JUSTICE TO LAUNCH FULL PROBE IN BALTIMORE: U.S. Attorney General Loretta Lynch plans to launch a full-scale civil rights investigation into use of force by Baltimore police officers, according to sources with knowledge of the matter. John Fritze, Mark Puente and Ian Duncan of the Sun write that the decision came as local officials pressed the Department of Justice to launch an inquiry similar to investigations into police departments in Ferguson, Mo., and Cleveland, examining whether officers engaged in patterns of excessive force. In both of those cities, unrest erupted after unarmed people were killed by police.
- Lynch’s announcement about the Justice Department’s probe — the latest in a string of municipalities that are being investigated by the federal government for civil rights violations — could come as early as Friday, Sari Horwitz reports in the Post. One place to start is the gulf between the city’s police department and residents.

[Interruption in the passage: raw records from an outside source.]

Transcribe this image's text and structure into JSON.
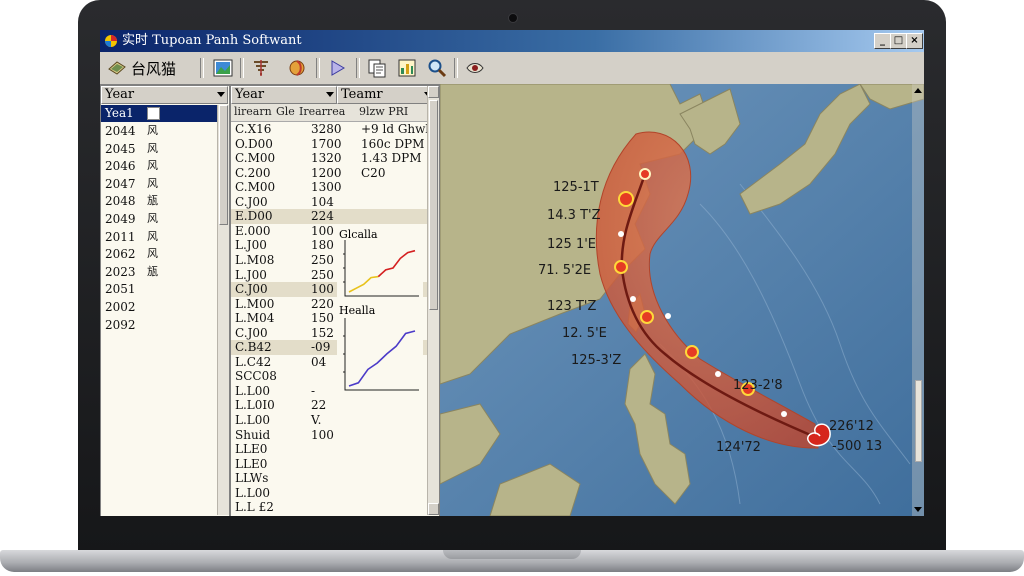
{
  "window": {
    "title": "实时 Tupoan Panh Softwant",
    "controls": [
      "_",
      "□",
      "×"
    ]
  },
  "toolbar": {
    "first_label": "台风猫",
    "icons": [
      "globe-icon",
      "image-icon",
      "typhoon-icon",
      "tornado-icon",
      "play-icon",
      "copy-icon",
      "chart-icon",
      "search-icon",
      "eye-icon"
    ]
  },
  "year_list": {
    "header": "Year",
    "selected": "Yea1",
    "rows": [
      {
        "year": "2044",
        "mark": "风"
      },
      {
        "year": "2045",
        "mark": "风"
      },
      {
        "year": "2046",
        "mark": "风"
      },
      {
        "year": "2047",
        "mark": "风"
      },
      {
        "year": "2048",
        "mark": "瓬"
      },
      {
        "year": "2049",
        "mark": "风"
      },
      {
        "year": "2011",
        "mark": "风"
      },
      {
        "year": "2062",
        "mark": "风"
      },
      {
        "year": "2023",
        "mark": "瓬"
      },
      {
        "year": "2051",
        "mark": ""
      },
      {
        "year": "2002",
        "mark": ""
      },
      {
        "year": "2092",
        "mark": ""
      }
    ]
  },
  "data_table": {
    "headers": [
      "Year",
      "Teamr"
    ],
    "subheaders": [
      "lirearn",
      "Gle",
      "Irearrea",
      "9lzw PRI"
    ],
    "rows": [
      {
        "c1": "C.X16",
        "c2": "3280",
        "c3": "+9 ld Ghwl"
      },
      {
        "c1": "O.D00",
        "c2": "1700",
        "c3": "160c DPM"
      },
      {
        "c1": "C.M00",
        "c2": "1320",
        "c3": "1.43 DPM"
      },
      {
        "c1": "C.200",
        "c2": "1200",
        "c3": "C20"
      },
      {
        "c1": "C.M00",
        "c2": "1300",
        "c3": ""
      },
      {
        "c1": "C.J00",
        "c2": "104",
        "c3": ""
      },
      {
        "c1": "E.D00",
        "c2": "224",
        "c3": ""
      },
      {
        "c1": "E.000",
        "c2": "100",
        "c3": ""
      },
      {
        "c1": "L.J00",
        "c2": "180",
        "c3": ""
      },
      {
        "c1": "L.M08",
        "c2": "250",
        "c3": ""
      },
      {
        "c1": "L.J00",
        "c2": "250",
        "c3": ""
      },
      {
        "c1": "C.J00",
        "c2": "100",
        "c3": ""
      },
      {
        "c1": "L.M00",
        "c2": "220",
        "c3": ""
      },
      {
        "c1": "L.M04",
        "c2": "150",
        "c3": ""
      },
      {
        "c1": "C.J00",
        "c2": "152",
        "c3": ""
      },
      {
        "c1": "C.B42",
        "c2": "-09",
        "c3": ""
      },
      {
        "c1": "L.C42",
        "c2": "04",
        "c3": ""
      },
      {
        "c1": "SCC08",
        "c2": "",
        "c3": ""
      },
      {
        "c1": "L.L00",
        "c2": "-",
        "c3": ""
      },
      {
        "c1": "L.L0I0",
        "c2": "22",
        "c3": ""
      },
      {
        "c1": "L.L00",
        "c2": "V.",
        "c3": ""
      },
      {
        "c1": "Shuid",
        "c2": "100",
        "c3": ""
      },
      {
        "c1": "LLE0",
        "c2": "",
        "c3": ""
      },
      {
        "c1": "LLE0",
        "c2": "",
        "c3": ""
      },
      {
        "c1": "LLWs",
        "c2": "",
        "c3": ""
      },
      {
        "c1": "L.L00",
        "c2": "",
        "c3": ""
      },
      {
        "c1": "L.L £2",
        "c2": "",
        "c3": ""
      }
    ]
  },
  "mini_charts": [
    {
      "title": "Glcalla",
      "series": [
        {
          "color": "#e8c21a",
          "values": [
            0,
            0.08,
            0.16,
            0.3,
            0.32
          ]
        },
        {
          "color": "#d42020",
          "values": [
            0.32,
            0.46,
            0.5,
            0.7,
            0.82,
            0.86
          ]
        }
      ]
    },
    {
      "title": "Healla",
      "series": [
        {
          "color": "#4b3bc8",
          "values": [
            0,
            0.05,
            0.26,
            0.36,
            0.5,
            0.62,
            0.82,
            0.86
          ]
        }
      ]
    }
  ],
  "map": {
    "track_labels": [
      "125-1T",
      "14.3 T'Z",
      "125 1'E",
      "71. 5'2E",
      "123 T'Z",
      "12. 5'E",
      "125-3'Z",
      "123-2'8",
      "226'12",
      "124'72",
      "-500 13"
    ],
    "colors": {
      "ocean": "#5a85ad",
      "land": "#b7b48a",
      "cone": "#d76a4a",
      "track": "#7a1e14",
      "storm": "#d6261c"
    }
  }
}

- The editorial board for the Frederick News Post writes that a full Justice Department civil-rights investigation into Baltimore’s police department, akin to the one conducted in Ferguson, Mo., would be a costly and involved undertaking. But it needs to happen if any semblance of trust is to be rekindled between the citizens of the city and those who enforce its law.

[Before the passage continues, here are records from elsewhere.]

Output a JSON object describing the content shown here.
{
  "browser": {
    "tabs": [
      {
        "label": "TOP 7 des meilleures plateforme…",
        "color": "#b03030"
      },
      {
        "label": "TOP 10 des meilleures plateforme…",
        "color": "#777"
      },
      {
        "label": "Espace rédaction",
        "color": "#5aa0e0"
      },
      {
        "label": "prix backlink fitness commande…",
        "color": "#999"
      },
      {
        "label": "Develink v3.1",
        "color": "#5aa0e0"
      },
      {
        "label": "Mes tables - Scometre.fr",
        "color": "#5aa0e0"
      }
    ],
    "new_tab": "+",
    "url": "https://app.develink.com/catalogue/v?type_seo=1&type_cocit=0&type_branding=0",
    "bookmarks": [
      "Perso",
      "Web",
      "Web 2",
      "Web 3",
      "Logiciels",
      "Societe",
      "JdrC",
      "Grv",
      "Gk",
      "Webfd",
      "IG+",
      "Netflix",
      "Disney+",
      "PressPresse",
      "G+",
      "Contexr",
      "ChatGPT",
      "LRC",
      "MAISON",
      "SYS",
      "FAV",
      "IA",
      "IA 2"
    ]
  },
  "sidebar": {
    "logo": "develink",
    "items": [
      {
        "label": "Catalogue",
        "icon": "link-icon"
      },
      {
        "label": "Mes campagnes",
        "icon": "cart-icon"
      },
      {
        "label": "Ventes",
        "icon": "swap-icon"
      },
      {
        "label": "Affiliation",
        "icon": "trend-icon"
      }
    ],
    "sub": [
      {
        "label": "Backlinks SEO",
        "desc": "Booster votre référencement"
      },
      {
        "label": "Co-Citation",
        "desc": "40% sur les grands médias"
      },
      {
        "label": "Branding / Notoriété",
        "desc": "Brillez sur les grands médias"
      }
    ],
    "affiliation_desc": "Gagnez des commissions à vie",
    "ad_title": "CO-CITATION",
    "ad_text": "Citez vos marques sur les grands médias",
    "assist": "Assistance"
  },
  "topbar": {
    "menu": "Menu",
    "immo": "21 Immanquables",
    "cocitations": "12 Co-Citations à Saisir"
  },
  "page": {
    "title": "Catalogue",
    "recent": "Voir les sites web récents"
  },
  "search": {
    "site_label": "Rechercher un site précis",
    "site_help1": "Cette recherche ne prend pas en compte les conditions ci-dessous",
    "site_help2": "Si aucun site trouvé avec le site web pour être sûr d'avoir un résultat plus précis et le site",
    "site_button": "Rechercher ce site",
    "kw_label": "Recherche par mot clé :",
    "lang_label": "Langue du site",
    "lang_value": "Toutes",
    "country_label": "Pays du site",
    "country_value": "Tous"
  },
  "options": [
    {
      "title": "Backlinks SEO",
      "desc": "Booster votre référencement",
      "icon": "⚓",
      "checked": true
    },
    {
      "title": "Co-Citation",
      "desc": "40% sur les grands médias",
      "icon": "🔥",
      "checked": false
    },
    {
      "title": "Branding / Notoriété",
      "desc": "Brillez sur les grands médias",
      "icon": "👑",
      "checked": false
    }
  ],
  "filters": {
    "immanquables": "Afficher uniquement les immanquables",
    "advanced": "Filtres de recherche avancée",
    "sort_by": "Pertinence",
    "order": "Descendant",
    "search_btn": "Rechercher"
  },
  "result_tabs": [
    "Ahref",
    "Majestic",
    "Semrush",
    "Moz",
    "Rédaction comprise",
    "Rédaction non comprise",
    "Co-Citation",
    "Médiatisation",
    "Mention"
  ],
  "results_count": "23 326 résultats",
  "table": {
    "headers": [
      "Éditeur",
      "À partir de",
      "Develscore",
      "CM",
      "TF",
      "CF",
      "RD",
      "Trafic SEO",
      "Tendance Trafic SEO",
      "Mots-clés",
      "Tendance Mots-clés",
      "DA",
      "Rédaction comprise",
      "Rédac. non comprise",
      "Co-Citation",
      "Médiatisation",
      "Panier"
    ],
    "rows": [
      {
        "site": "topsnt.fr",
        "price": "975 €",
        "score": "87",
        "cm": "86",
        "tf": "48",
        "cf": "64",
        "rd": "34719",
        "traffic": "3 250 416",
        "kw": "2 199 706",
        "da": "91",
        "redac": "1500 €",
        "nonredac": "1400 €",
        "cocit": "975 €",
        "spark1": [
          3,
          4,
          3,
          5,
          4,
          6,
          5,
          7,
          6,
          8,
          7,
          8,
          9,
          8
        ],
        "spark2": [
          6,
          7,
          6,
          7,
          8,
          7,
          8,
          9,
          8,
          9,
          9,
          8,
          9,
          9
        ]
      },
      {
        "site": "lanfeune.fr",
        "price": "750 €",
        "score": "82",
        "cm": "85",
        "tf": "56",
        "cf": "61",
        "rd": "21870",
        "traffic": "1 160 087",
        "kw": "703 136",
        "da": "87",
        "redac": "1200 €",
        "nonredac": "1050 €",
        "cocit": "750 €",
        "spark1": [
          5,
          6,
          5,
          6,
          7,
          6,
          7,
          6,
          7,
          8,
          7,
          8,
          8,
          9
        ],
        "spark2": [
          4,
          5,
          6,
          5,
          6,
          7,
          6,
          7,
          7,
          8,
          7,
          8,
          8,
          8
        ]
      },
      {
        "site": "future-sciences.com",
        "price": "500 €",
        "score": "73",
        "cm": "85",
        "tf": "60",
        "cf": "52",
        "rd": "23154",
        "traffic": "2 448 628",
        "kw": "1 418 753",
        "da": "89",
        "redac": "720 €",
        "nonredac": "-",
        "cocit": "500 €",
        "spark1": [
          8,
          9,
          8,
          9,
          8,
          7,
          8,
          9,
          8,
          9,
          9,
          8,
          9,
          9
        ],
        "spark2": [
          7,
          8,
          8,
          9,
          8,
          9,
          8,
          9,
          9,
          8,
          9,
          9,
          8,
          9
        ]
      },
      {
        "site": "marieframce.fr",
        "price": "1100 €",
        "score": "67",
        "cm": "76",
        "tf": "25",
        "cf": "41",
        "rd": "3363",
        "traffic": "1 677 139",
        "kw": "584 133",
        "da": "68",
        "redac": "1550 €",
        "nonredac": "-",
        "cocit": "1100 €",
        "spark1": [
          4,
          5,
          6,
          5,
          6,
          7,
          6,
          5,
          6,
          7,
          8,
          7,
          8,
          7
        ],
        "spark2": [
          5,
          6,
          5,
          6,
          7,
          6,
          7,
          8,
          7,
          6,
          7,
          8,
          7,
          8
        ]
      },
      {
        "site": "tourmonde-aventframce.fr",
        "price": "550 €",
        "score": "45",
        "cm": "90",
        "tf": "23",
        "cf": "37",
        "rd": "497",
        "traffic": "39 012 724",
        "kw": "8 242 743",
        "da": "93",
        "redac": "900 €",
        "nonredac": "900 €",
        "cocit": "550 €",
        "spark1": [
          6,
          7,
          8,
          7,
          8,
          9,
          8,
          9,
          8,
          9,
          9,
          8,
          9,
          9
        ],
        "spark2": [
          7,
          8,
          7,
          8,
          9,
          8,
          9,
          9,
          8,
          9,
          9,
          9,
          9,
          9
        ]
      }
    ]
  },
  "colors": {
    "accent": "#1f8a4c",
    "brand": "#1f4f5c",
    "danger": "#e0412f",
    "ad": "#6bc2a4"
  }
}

CUMMINGS REFLECTS: U.S. Rep. Elijah Cummings says he saw anger, fear and frustration but also hope, inspiration and love throughout West Baltimore last week. He talked with Luke Broadwater of the Sun about the regular citizens he saw step up in a trying time, the most surreal moment he witnessed and the surprising alliance between authorities and street gangs.

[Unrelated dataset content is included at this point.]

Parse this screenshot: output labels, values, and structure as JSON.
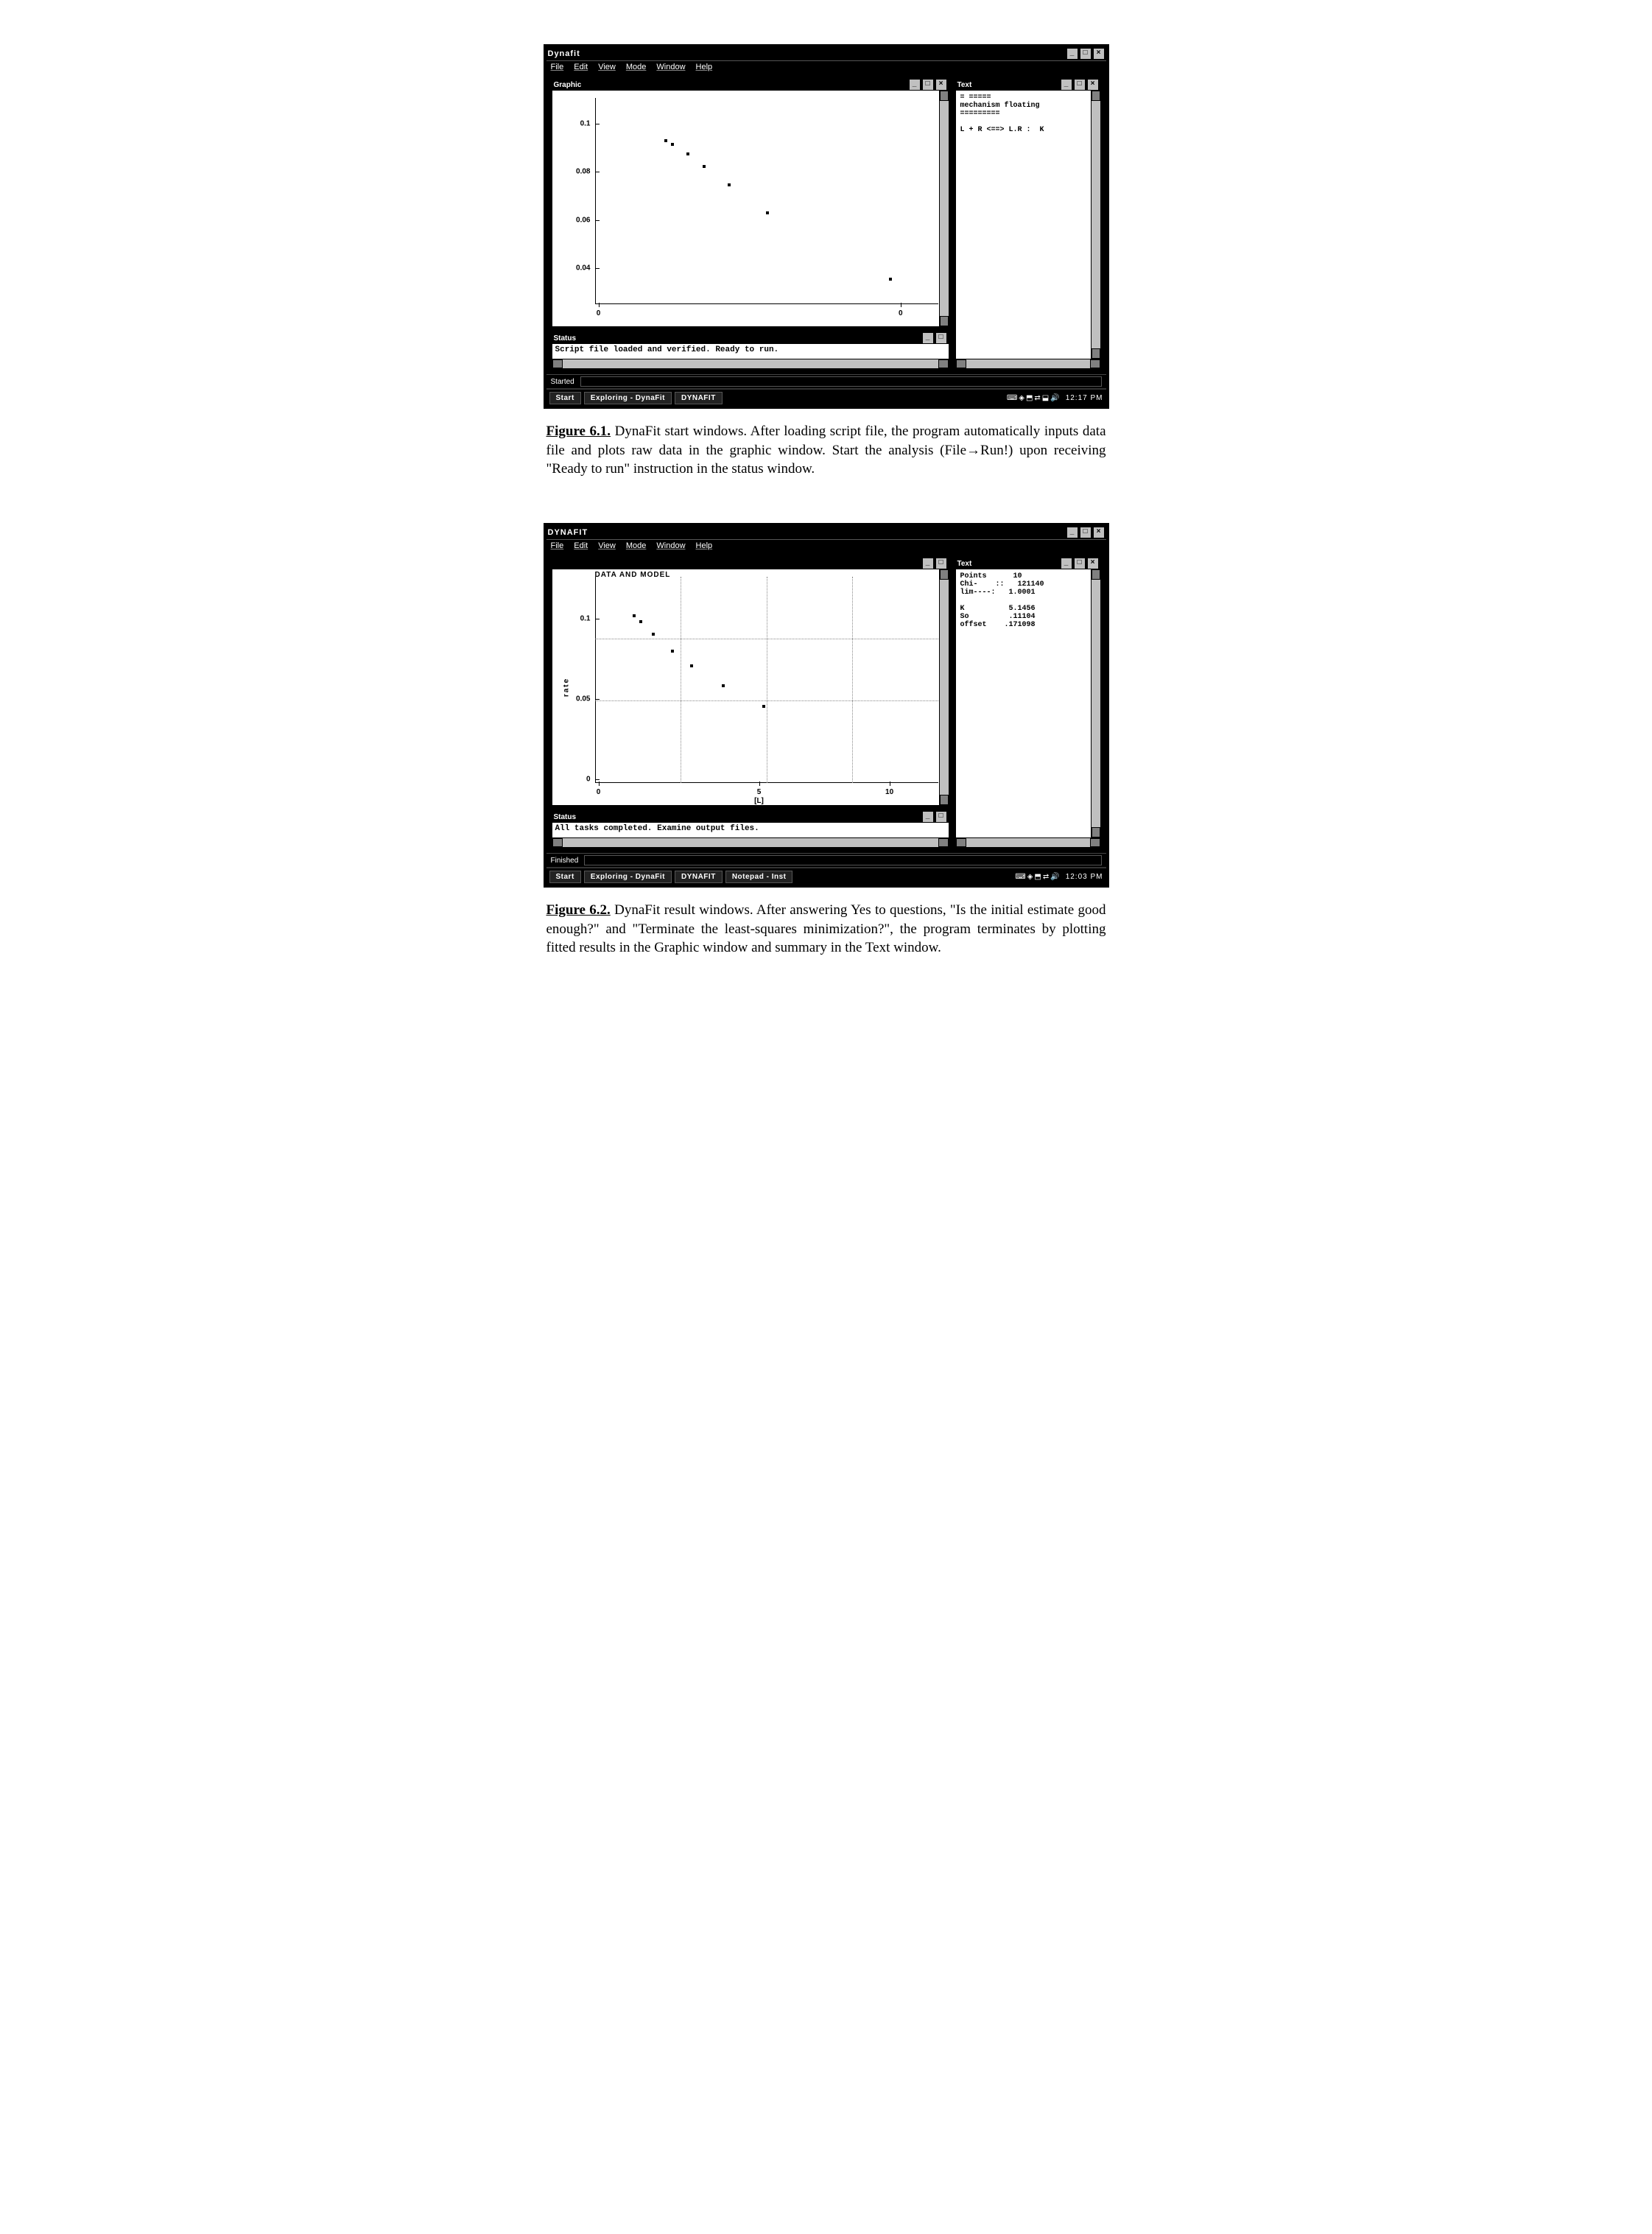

CUMMINGS TO HOLD BANKING FORUM: U.S. Rep. Elijah Cummings will hold a forum in Baltimore next week to explore whether the banking industry is neglecting inner-city neighborhoods, forcing residents to rely on predatory lenders and high-fee check cashing services. John Fritze of the Sun writes that Cummings has suggested that the lack of economic opportunity and financial services has harmed urban areas and communities of color, trapping consumers in a “cycle of high fees and debt.”
CARSON: IT’S THE ECONOMY: Ben Carson, the retired Hopkins neurosurgeon who announced his presidential campaign this week, returned to Baltimore on Thursday to tell community leaders here that the way to relieve tensions with police and help impoverished neighborhoods is to fix the nation’s economy.
O’MALLEY HIRES TOP OBAMA AIDE: As he prepares to launch a White House bid in the coming weeks, former Maryland Gov. Martin O’Malley has brought on a former aide to President Obama to serve as his national political director, John Wagner reports for the Post.